One of the key’s to Estrada’s success is the absurd movement he gets on his pitches. There is no pitcher who gets as much rising action on his fourseam fastball or changeup than Marco Estrada (Clayton Kershaw ranks second in both!). Only Chris Tillman had more rise on his cutter. Estrada manages to get lots of spin on his fastball leading to strong results. League average spin rate is 2,264 revolutions per minute (RPM). Estrada averaged 2,403 RPM which was good for being among the top 40 pitchers who threw at least 1000 fourseam fastballs. The cutter has 2,426 which is considered one of the best. The high spin leads to greater rise on the pitches which helps in inducing popups and weakly hit flyballs. There is a correlation between fastball spin and swinging strikes however Estrada’s swinging strike rate with the fourseam and cutter sit below league average. Estrada doesn’t have a velocity advantage; he uses strong location and movement to get the batter to hit swing at pitches they shouldn’t be.

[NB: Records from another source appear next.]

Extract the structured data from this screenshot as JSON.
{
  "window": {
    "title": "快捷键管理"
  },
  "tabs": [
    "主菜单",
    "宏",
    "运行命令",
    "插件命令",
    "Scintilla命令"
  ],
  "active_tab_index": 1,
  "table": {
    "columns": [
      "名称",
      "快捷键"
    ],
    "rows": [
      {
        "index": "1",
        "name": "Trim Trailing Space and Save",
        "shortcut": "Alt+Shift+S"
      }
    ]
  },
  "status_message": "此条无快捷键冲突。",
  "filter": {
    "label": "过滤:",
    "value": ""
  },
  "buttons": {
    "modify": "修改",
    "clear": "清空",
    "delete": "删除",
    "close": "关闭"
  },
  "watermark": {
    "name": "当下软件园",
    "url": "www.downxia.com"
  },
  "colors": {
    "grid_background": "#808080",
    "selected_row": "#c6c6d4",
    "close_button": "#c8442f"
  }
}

That’s not the only thing Estrada does well. He manages to disguise his pitches well through release points. All of his four pitches are released at nearly the same vertical height. The changeup and curveball area released from almost the exact same spot horizontally. The same can be said for the fastball and cutter.
Estrada became most comfortable with his release points in 2014. This deception is another part of the puzzle for the 33 year old.
And then there is the unique changeup. As seen above, the fastball-changeup release points are similar. The changeup is 11 MPH slower than the fastball. Only six pitchers who managed 100 innings last season had a greater velocity difference than Estrada. And then there is the rise on the changeup which is atypical of the pitch. Changeups are usually supposed to drop making it a much more difficult sequence for the batter. First, the batter fails to recognize the changeup out of Estrada’s hand early thinking fastball, followed by a velocity difference further making it more difficult to pick up, and then the ball is rising. It’s not an easy pitch to hit. League average batting average on changeup was .242 in 2016. Estrada’s .161!
Dealing with low velocity starters is always a tad concerning simply because they have less room for error than their high velocity counterparts. Estrada did well with the 1 MPH loss in 2016. The process Estrada uses to get batters out may very well have some longevity to it. It will be important for Estrada to improve upon his walk rate from last season as well. His swinging strike rate remained consistent with his career.
Estrada has become one of the best contact managers in the league. With sharp command, indistinguishable release points, and three pitches with an abundance of movement, Estrada’s one of the most unique pitchers in baseball. He enters the final year of his contract with potential to reap the benefits of his relatively newfound pitching success. There are few players like Estrada who throw 88 MPH while posting incredibly low BABIPs and having that success sustainable.